And tons of it.
So, after about 20 minutes of almost total silence, Dad decided to break the tension. He sat his knife and fork down, finished chewing what was in his mouth, and stood reverently, clearing his throat to get our attention. This was different, we thought to ourselves. We hadn’t seen this before.
When all eyes were on him, he cleared his throat once again, and launched into one of the funniest, and, Dear Lord forgive the man, one of the purely filthiest limericks anyone at that table had ever heard in their lives. At the top of his lungs. I mean, this from a guy who didn’t even break wind in front of his kids.
“Skaggy Mag… ” he began. In most sincere earnest.
“That scaly slut! Between her thighs the fungus lies, and worms crawl outta her butt!
Before I climb those scaly legs, and suck those festered tits…
I’ll drink a quart of buzzard puke, and DIE of the DRIZZLIN’ SHITS!”
My Mom almost fainted.
I did a spit take, having just taken in a giant mouthful of milk.
My younger brother’s eyes grew to the size of the big, flowery china dinner plates we were eating off of, and just sat with his mouth hanging open, mashed potatoes dribbling down his chin.
We all sat in stunned silence for a good 30 seconds.
Then, we all looked at Mom.
Good old Mom. Good old raised in the church and don’t take God’s name in vain Mom. Good old you can go to hell for cussing Mom. Would she blow a blood vessel and stroke out? Would she saw his head off with a butter knife? Perhaps she’d hold him down and choke him to death with a dinner roll. We waited to see which.

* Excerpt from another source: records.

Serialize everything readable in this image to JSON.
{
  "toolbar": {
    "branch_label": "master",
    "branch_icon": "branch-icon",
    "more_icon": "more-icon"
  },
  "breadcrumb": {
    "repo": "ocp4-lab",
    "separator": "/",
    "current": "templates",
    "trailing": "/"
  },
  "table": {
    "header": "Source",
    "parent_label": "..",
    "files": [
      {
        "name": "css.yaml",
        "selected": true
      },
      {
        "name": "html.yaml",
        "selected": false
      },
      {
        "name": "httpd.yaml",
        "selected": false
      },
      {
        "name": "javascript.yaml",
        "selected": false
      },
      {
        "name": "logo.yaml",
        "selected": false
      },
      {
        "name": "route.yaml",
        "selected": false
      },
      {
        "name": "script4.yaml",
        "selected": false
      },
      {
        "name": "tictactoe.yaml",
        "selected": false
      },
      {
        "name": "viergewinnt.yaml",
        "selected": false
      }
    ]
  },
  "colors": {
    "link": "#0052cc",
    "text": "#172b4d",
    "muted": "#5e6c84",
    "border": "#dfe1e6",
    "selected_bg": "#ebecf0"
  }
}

When she finally came out of her trance, her face began to twist up, but not with anger. It was laughter. The tension was officially broke. We all laughed and laughed. Except Dad. He just sat there with a big, silly grin on his face. Which made us laugh even harder. Having not one, but two hormonal, moody, teenage boys stomping around the house brings lots of anxiety on a family. It had been a very long time since we’d laughed together that much, and that hard.
At one point Mom was belly-laughing so hard that she forgot about the high oil-soap shine she kept on those hardwood chairs, and she slid right off and onto the kitchen floor with a very un-ladylike plop.
When mom hit the floor, you might say she got “the wind” knocked out of her. The moment of impact bumped a small but very audible toot from her.
That was the coup-de-grace.
We were already laughing so hard our sides hurt, but when Mom hit the floor and cut the cheese, we laughed even harder. Mom just sat there, too weak from laughing fits to get up. We laughed so hard we couldn’t breathe.
Dad had once again proven that you just never knew what life was going to throw at you.
He had never done anything so outrageous before. And to my knowledge, he’s never done anything like it since.
But I’ll never forget that dinner.
I love you, Dad.